= Prompt =
Show every line in the material below in which the string "Output" appears.

= Data shown =

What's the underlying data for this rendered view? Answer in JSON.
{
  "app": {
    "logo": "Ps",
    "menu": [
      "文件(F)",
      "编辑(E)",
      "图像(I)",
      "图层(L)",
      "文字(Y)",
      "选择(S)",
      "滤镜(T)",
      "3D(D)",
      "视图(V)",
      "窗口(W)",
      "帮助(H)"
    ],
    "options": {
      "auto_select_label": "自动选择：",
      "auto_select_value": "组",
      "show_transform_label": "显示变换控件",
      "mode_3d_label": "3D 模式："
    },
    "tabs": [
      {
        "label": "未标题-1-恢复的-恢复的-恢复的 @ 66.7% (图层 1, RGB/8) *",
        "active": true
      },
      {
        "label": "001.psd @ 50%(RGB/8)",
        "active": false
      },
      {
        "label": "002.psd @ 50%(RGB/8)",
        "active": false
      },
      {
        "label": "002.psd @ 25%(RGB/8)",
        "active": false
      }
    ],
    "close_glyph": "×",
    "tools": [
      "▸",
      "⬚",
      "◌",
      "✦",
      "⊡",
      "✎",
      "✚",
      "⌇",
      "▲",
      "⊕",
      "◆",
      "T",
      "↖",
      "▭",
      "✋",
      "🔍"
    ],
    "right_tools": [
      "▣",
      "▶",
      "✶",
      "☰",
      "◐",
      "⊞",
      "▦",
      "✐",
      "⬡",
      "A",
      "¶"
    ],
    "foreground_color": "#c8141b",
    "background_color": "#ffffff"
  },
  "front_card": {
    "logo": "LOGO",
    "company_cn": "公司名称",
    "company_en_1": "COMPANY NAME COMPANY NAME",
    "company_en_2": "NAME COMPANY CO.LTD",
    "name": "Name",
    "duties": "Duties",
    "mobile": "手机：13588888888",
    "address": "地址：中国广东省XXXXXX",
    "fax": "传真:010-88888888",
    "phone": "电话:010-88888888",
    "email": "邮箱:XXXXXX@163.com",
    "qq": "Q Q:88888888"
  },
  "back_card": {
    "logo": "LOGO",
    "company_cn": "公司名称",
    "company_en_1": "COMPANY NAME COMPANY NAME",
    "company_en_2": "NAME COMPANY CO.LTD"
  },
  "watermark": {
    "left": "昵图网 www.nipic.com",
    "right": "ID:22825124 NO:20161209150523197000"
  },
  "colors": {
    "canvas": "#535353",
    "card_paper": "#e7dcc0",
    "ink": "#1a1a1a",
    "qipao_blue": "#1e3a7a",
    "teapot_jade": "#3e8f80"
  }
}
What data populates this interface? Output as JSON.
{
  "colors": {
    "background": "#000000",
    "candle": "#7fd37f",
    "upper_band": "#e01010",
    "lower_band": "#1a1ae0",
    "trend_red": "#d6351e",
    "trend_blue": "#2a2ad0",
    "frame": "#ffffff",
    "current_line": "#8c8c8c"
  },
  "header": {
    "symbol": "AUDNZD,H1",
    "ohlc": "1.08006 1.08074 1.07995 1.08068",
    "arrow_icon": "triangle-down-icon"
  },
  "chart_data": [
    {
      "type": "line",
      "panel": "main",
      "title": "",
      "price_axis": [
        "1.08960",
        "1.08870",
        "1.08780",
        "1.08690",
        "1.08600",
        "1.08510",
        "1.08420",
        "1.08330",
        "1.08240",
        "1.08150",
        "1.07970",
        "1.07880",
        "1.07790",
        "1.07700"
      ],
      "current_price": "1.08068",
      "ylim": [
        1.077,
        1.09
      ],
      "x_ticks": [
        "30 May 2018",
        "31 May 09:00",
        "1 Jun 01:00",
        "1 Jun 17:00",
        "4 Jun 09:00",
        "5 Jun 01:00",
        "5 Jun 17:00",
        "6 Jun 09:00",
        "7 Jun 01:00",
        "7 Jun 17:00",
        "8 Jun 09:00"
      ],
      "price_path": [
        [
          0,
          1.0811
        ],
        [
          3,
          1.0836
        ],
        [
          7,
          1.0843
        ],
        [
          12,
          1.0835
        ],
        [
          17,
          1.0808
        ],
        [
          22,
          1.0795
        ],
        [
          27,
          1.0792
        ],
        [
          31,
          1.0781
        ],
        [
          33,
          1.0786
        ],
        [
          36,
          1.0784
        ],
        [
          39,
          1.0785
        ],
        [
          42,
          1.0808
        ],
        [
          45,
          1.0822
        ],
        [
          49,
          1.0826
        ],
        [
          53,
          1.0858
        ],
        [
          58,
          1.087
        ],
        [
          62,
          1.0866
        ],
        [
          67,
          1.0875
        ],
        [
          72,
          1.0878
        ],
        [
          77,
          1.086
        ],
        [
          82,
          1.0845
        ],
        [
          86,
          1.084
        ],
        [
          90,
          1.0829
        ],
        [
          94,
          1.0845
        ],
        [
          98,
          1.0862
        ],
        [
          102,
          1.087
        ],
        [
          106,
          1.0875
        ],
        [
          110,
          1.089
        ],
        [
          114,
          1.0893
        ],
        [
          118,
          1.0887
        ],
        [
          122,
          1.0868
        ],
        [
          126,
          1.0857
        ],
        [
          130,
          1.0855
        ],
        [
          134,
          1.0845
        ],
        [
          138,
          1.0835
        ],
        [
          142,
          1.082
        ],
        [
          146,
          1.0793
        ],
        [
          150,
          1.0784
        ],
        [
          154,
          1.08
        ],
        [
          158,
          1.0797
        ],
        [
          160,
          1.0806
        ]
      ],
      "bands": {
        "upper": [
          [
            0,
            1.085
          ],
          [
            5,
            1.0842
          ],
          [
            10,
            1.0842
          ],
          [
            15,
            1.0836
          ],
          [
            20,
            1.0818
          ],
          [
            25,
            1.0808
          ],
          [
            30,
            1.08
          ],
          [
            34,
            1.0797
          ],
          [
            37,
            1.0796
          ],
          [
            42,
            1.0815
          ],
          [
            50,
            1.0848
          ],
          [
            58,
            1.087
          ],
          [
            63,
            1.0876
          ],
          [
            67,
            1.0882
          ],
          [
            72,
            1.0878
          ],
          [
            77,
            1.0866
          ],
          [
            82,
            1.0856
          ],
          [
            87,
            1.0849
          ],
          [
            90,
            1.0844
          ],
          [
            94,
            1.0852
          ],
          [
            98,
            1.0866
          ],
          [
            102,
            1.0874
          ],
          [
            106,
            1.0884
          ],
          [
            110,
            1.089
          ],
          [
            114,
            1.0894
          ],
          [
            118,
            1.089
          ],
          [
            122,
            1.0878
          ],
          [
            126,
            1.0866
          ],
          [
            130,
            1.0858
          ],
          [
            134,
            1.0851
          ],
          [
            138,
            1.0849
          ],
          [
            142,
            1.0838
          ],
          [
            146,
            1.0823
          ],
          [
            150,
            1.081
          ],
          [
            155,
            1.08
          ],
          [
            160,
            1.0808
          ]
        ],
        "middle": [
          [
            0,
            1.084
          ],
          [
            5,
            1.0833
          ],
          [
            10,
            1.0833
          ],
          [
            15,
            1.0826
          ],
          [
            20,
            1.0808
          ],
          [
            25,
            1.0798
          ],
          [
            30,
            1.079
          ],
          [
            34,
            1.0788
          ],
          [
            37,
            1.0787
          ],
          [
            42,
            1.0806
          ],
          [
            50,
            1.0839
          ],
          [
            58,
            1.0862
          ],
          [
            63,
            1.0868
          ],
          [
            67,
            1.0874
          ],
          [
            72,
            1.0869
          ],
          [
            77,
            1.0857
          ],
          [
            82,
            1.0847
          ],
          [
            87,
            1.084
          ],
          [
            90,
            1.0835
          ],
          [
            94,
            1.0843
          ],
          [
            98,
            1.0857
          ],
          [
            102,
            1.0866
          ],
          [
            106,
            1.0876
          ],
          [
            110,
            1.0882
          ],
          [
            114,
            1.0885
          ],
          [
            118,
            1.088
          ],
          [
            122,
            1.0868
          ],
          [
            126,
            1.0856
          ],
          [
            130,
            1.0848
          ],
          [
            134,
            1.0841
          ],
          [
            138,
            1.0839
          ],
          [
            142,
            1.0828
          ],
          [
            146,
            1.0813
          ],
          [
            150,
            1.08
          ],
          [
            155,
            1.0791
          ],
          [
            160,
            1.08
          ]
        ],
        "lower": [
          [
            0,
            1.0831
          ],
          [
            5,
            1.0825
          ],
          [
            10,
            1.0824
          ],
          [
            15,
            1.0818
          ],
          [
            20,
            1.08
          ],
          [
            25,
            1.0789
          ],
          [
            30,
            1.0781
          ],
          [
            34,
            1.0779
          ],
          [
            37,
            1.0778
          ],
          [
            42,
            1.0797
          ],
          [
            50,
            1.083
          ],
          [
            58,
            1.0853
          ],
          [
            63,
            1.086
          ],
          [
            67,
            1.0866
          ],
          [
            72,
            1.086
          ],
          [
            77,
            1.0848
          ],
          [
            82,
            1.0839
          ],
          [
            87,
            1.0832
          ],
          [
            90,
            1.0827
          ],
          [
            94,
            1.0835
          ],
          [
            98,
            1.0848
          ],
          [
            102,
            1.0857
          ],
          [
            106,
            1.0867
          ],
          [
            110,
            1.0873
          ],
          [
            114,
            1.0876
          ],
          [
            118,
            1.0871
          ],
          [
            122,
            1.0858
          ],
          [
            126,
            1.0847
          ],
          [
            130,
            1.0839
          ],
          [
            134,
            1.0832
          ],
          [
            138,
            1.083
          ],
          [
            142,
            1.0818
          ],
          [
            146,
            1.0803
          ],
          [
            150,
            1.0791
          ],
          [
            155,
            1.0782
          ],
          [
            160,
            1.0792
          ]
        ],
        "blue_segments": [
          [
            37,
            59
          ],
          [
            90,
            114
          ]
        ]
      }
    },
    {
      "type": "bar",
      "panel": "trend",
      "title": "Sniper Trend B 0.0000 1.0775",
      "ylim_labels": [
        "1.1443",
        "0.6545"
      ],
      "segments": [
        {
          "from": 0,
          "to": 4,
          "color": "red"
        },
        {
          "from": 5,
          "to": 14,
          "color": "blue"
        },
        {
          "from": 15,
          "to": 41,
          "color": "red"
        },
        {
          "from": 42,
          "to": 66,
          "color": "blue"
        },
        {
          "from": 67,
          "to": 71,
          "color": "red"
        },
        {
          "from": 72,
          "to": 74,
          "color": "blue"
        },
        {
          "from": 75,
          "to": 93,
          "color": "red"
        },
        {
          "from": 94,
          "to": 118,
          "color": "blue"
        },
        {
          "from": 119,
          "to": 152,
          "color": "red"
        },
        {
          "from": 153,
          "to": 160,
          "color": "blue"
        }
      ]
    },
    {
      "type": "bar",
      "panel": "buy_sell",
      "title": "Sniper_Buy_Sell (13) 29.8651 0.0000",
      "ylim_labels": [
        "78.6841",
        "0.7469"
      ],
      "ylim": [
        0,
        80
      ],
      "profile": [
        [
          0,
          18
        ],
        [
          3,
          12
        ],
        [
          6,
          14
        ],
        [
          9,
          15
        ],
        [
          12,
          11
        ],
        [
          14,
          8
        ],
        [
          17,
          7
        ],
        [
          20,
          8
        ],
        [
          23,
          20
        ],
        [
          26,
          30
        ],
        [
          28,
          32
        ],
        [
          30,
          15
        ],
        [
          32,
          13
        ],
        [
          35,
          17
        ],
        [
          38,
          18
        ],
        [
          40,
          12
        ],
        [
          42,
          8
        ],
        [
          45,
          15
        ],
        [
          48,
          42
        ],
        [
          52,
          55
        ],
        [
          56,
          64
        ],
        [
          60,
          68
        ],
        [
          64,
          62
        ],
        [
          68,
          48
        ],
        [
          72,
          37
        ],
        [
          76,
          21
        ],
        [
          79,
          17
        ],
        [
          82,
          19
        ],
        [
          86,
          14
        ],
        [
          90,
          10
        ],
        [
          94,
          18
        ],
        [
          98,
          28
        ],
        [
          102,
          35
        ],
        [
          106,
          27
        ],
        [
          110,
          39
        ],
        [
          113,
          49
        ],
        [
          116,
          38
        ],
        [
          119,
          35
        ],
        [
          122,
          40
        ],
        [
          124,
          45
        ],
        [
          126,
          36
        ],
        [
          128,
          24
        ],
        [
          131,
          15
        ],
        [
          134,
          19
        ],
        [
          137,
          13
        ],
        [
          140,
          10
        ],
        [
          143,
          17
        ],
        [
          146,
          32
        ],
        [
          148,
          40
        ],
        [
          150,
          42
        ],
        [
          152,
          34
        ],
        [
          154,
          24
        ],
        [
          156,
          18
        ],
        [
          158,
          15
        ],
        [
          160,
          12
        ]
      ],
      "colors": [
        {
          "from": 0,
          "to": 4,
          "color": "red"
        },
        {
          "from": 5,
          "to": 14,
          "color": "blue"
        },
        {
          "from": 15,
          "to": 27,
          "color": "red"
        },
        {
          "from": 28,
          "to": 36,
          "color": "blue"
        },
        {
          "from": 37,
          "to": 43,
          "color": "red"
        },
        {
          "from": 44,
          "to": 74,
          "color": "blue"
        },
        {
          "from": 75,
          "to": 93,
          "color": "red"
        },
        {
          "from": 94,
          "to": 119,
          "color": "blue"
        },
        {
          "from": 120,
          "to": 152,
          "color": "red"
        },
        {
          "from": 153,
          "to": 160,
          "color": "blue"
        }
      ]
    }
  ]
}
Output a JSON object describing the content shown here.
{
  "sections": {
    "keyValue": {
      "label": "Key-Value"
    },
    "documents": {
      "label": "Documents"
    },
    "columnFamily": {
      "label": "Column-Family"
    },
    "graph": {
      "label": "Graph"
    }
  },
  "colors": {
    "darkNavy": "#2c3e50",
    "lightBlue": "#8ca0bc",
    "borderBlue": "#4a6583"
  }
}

= Answer to the exercise =
What data populates this interface? Output as JSON.
Output a JSON object describing the content shown here.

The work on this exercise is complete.